- Opening Delimiter -

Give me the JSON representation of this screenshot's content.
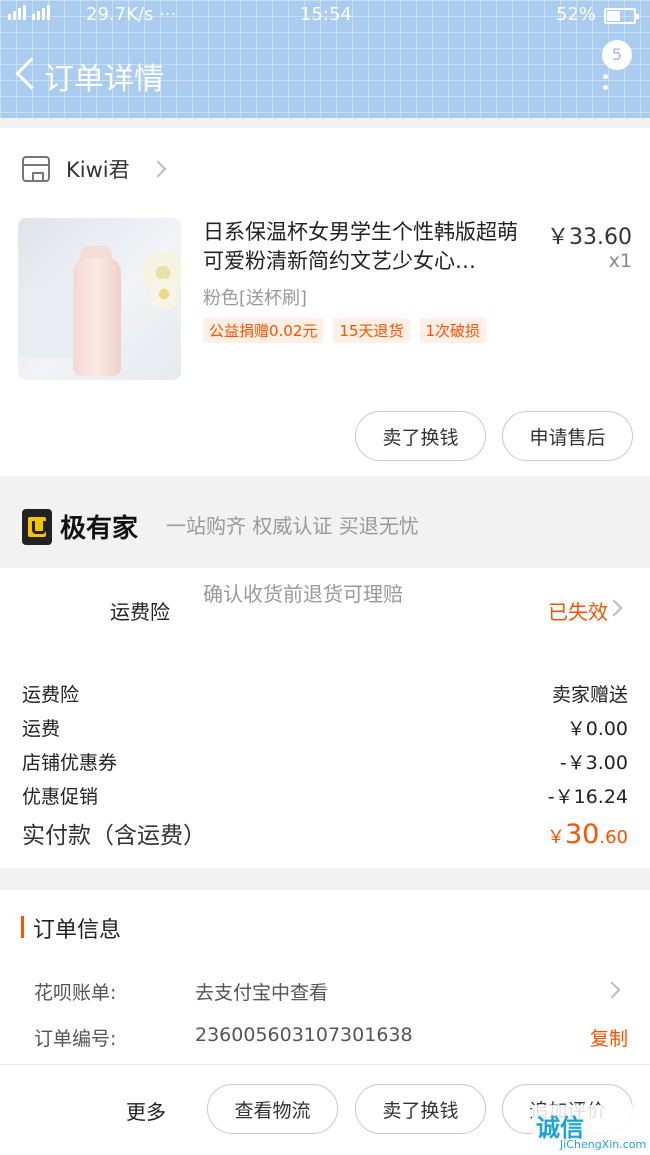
{
  "status_bar": {
    "network_speed": "29.7K/s ···",
    "time": "15:54",
    "battery": "52%",
    "signal_labels": [
      "2G",
      "4G 4G"
    ]
  },
  "header": {
    "title": "订单详情",
    "badge_count": "5"
  },
  "shop": {
    "name": "Kiwi君"
  },
  "product": {
    "title": "日系保温杯女男学生个性韩版超萌可爱粉清新简约文艺少女心…",
    "price": "￥33.60",
    "qty": "x1",
    "sku": "粉色[送杯刷]",
    "tags": [
      "公益捐赠0.02元",
      "15天退货",
      "1次破损"
    ]
  },
  "product_actions": {
    "sell_label": "卖了换钱",
    "after_sale_label": "申请售后"
  },
  "brand": {
    "name": "极有家",
    "slogan": "一站购齐 权威认证 买退无忧"
  },
  "insurance": {
    "label": "运费险",
    "desc": "确认收货前退货可理赔",
    "status": "已失效"
  },
  "fees": [
    {
      "label": "运费险",
      "value": "卖家赠送"
    },
    {
      "label": "运费",
      "value": "￥0.00"
    },
    {
      "label": "店铺优惠券",
      "value": "-￥3.00"
    },
    {
      "label": "优惠促销",
      "value": "-￥16.24"
    }
  ],
  "total": {
    "label": "实付款（含运费）",
    "symbol": "￥",
    "int": "30",
    "dec": ".60"
  },
  "order_info": {
    "title": "订单信息",
    "huabei_label": "花呗账单:",
    "huabei_value": "去支付宝中查看",
    "order_no_label": "订单编号:",
    "order_no_value": "236005603107301638",
    "copy_label": "复制"
  },
  "bottom": {
    "more": "更多",
    "logistics": "查看物流",
    "sell": "卖了换钱",
    "review": "追加评价"
  },
  "watermark": {
    "logo": "诚信",
    "url": "JiChengXin.com"
  }
}
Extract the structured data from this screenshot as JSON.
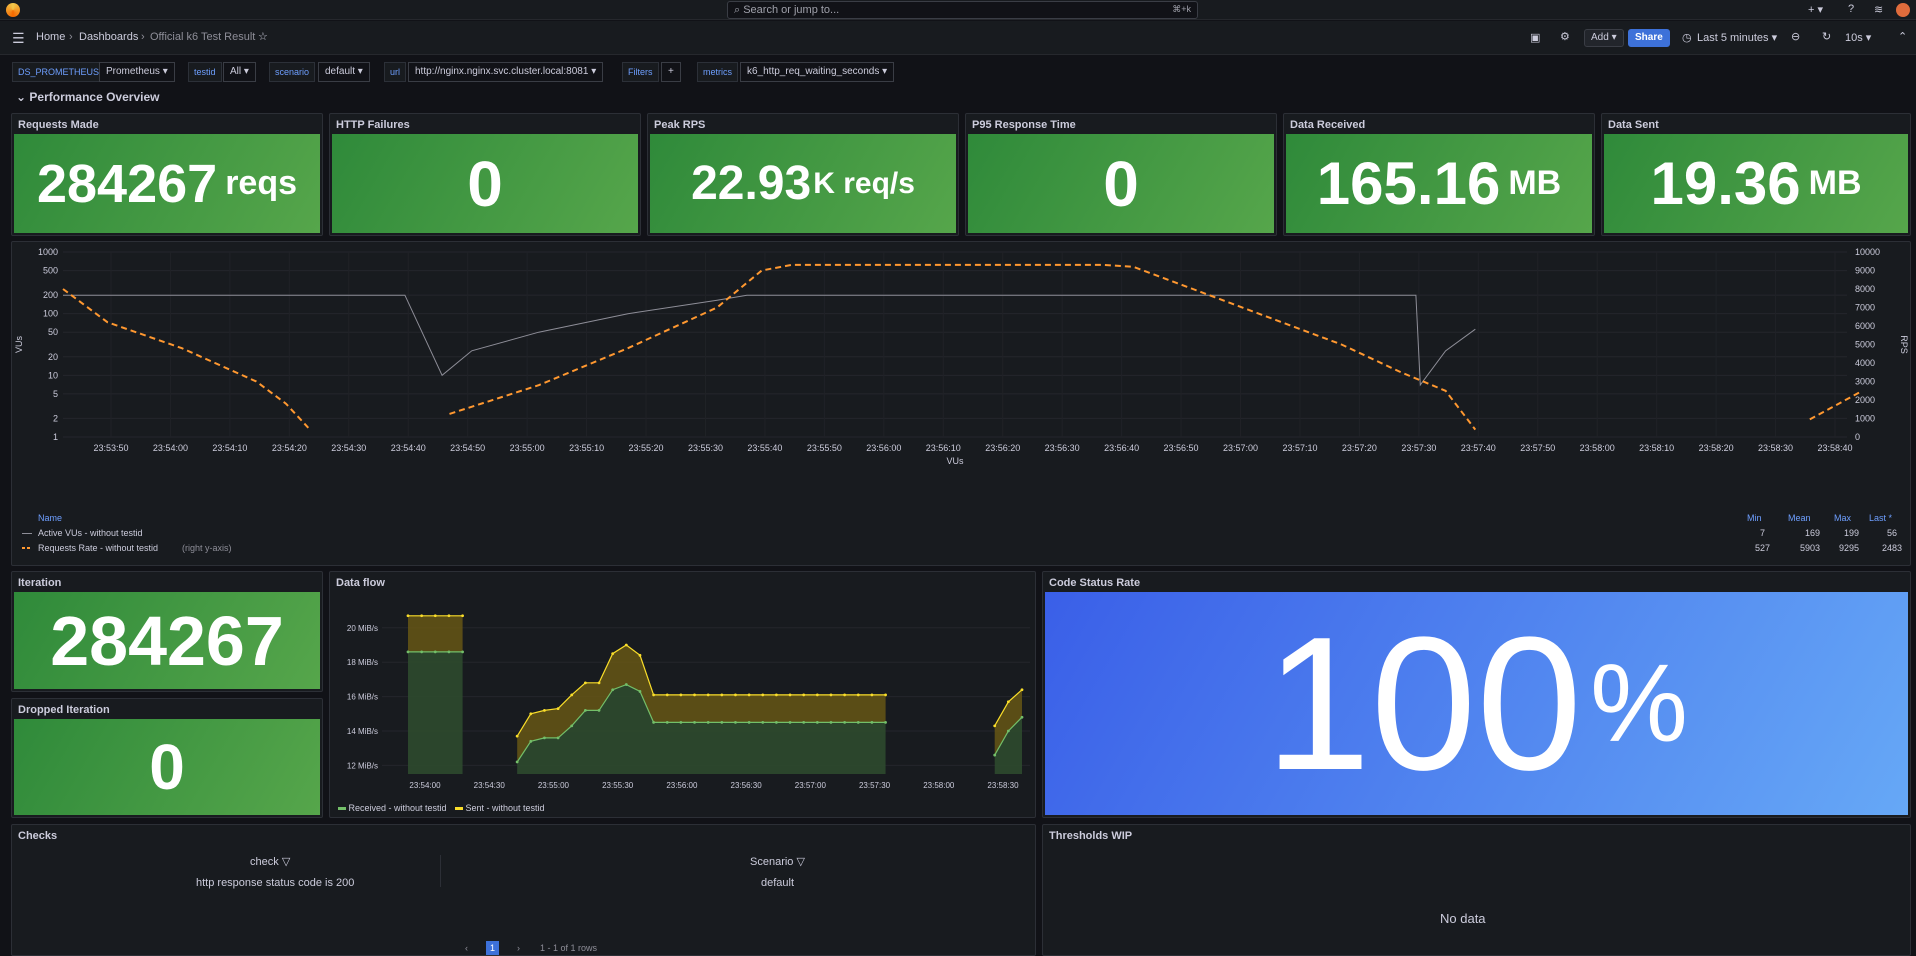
{
  "search": {
    "placeholder": "Search or jump to...",
    "shortcut": "⌘+k"
  },
  "breadcrumb": {
    "home": "Home",
    "dashboards": "Dashboards",
    "current": "Official k6 Test Result"
  },
  "toolbar": {
    "add": "Add",
    "share": "Share",
    "time_range": "Last 5 minutes",
    "refresh": "10s"
  },
  "variables": [
    {
      "label": "DS_PROMETHEUS",
      "value": "Prometheus"
    },
    {
      "label": "testid",
      "value": "All"
    },
    {
      "label": "scenario",
      "value": "default"
    },
    {
      "label": "url",
      "value": "http://nginx.nginx.svc.cluster.local:8081"
    },
    {
      "label": "Filters",
      "value": "+"
    },
    {
      "label": "metrics",
      "value": "k6_http_req_waiting_seconds"
    }
  ],
  "row_title": "Performance Overview",
  "stats": [
    {
      "title": "Requests Made",
      "value": "284267",
      "unit": "reqs"
    },
    {
      "title": "HTTP Failures",
      "value": "0",
      "unit": ""
    },
    {
      "title": "Peak RPS",
      "value": "22.93",
      "unit": "K req/s"
    },
    {
      "title": "P95 Response Time",
      "value": "0",
      "unit": ""
    },
    {
      "title": "Data Received",
      "value": "165.16",
      "unit": "MB"
    },
    {
      "title": "Data Sent",
      "value": "19.36",
      "unit": "MB"
    }
  ],
  "colors": {
    "vus": "#8e8e98",
    "rps": "#ff9830",
    "received": "#73bf69",
    "sent": "#fade2a",
    "stat_green": "#56a64b",
    "stat_blue": "#3d71d9"
  },
  "chart_data": [
    {
      "type": "line",
      "ylabel": "VUs",
      "y2label": "RPS",
      "xlabel": "VUs",
      "y_scale": "log",
      "y_ticks": [
        "1000",
        "500",
        "200",
        "100",
        "50",
        "20",
        "10",
        "5",
        "2",
        "1"
      ],
      "y2_ticks": [
        "10000",
        "9000",
        "8000",
        "7000",
        "6000",
        "5000",
        "4000",
        "3000",
        "2000",
        "1000",
        "0"
      ],
      "x_ticks": [
        "23:53:50",
        "23:54:00",
        "23:54:10",
        "23:54:20",
        "23:54:30",
        "23:54:40",
        "23:54:50",
        "23:55:00",
        "23:55:10",
        "23:55:20",
        "23:55:30",
        "23:55:40",
        "23:55:50",
        "23:56:00",
        "23:56:10",
        "23:56:20",
        "23:56:30",
        "23:56:40",
        "23:56:50",
        "23:57:00",
        "23:57:10",
        "23:57:20",
        "23:57:30",
        "23:57:40",
        "23:57:50",
        "23:58:00",
        "23:58:10",
        "23:58:20",
        "23:58:30",
        "23:58:40"
      ],
      "legend_headers": [
        "Name",
        "Min",
        "Mean",
        "Max",
        "Last *"
      ],
      "series": [
        {
          "name": "Active VUs - without testid",
          "axis": "left",
          "min": "7",
          "mean": "169",
          "max": "199",
          "last": "56",
          "points": [
            [
              0,
              199
            ],
            [
              23,
              199
            ],
            [
              25.5,
              10
            ],
            [
              27.5,
              25
            ],
            [
              32,
              50
            ],
            [
              38,
              100
            ],
            [
              44,
              165
            ],
            [
              46,
              199
            ],
            [
              72,
              199
            ],
            [
              88,
              199
            ],
            [
              91,
              199
            ],
            [
              91.3,
              7
            ],
            [
              93,
              25
            ],
            [
              95,
              56
            ]
          ]
        },
        {
          "name": "Requests Rate - without testid",
          "note": "(right y-axis)",
          "axis": "right",
          "min": "527",
          "mean": "5903",
          "max": "9295",
          "last": "2483",
          "points": [
            [
              0,
              8000
            ],
            [
              3,
              6200
            ],
            [
              8,
              4800
            ],
            [
              13,
              3000
            ],
            [
              15,
              1800
            ],
            [
              16.5,
              500
            ],
            [
              null,
              null
            ],
            [
              26,
              1250
            ],
            [
              32,
              2800
            ],
            [
              38,
              4800
            ],
            [
              44,
              7000
            ],
            [
              47,
              9000
            ],
            [
              49,
              9300
            ],
            [
              70,
              9300
            ],
            [
              72,
              9200
            ],
            [
              76,
              8000
            ],
            [
              81,
              6500
            ],
            [
              86,
              5000
            ],
            [
              90,
              3500
            ],
            [
              93,
              2500
            ],
            [
              95,
              400
            ],
            [
              null,
              null
            ],
            [
              117.5,
              950
            ],
            [
              121,
              2483
            ]
          ]
        }
      ]
    },
    {
      "type": "area",
      "y_ticks": [
        "20 MiB/s",
        "18 MiB/s",
        "16 MiB/s",
        "14 MiB/s",
        "12 MiB/s"
      ],
      "x_ticks": [
        "23:54:00",
        "23:54:30",
        "23:55:00",
        "23:55:30",
        "23:56:00",
        "23:56:30",
        "23:57:00",
        "23:57:30",
        "23:58:00",
        "23:58:30"
      ],
      "series": [
        {
          "name": "Received - without testid",
          "values": [
            18.6,
            18.6,
            18.6,
            18.6,
            18.6,
            null,
            null,
            null,
            12.2,
            13.4,
            13.6,
            13.6,
            14.3,
            15.2,
            15.2,
            16.4,
            16.7,
            16.3,
            14.5,
            14.5,
            14.5,
            14.5,
            14.5,
            14.5,
            14.5,
            14.5,
            14.5,
            14.5,
            14.5,
            14.5,
            14.5,
            14.5,
            14.5,
            14.5,
            14.5,
            14.5,
            null,
            null,
            null,
            null,
            null,
            null,
            null,
            12.6,
            14.0,
            14.8
          ]
        },
        {
          "name": "Sent - without testid",
          "values": [
            20.7,
            20.7,
            20.7,
            20.7,
            20.7,
            null,
            null,
            null,
            13.7,
            15.0,
            15.2,
            15.3,
            16.1,
            16.8,
            16.8,
            18.5,
            19.0,
            18.4,
            16.1,
            16.1,
            16.1,
            16.1,
            16.1,
            16.1,
            16.1,
            16.1,
            16.1,
            16.1,
            16.1,
            16.1,
            16.1,
            16.1,
            16.1,
            16.1,
            16.1,
            16.1,
            null,
            null,
            null,
            null,
            null,
            null,
            null,
            14.3,
            15.7,
            16.4
          ]
        }
      ]
    }
  ],
  "iteration": {
    "title": "Iteration",
    "value": "284267"
  },
  "dropped": {
    "title": "Dropped Iteration",
    "value": "0"
  },
  "dataflow": {
    "title": "Data flow"
  },
  "code_status": {
    "title": "Code Status Rate",
    "value": "100",
    "unit": "%"
  },
  "checks": {
    "title": "Checks",
    "columns": [
      "check",
      "Scenario"
    ],
    "rows": [
      [
        "http response status code is 200",
        "default"
      ]
    ],
    "pager": "1",
    "rows_text": "1 - 1 of 1 rows"
  },
  "thresholds": {
    "title": "Thresholds WIP",
    "empty": "No data"
  }
}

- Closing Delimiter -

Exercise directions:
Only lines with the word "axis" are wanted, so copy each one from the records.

Answer area:
          "axis": "left",
          "note": "(right y-axis)",
          "axis": "right",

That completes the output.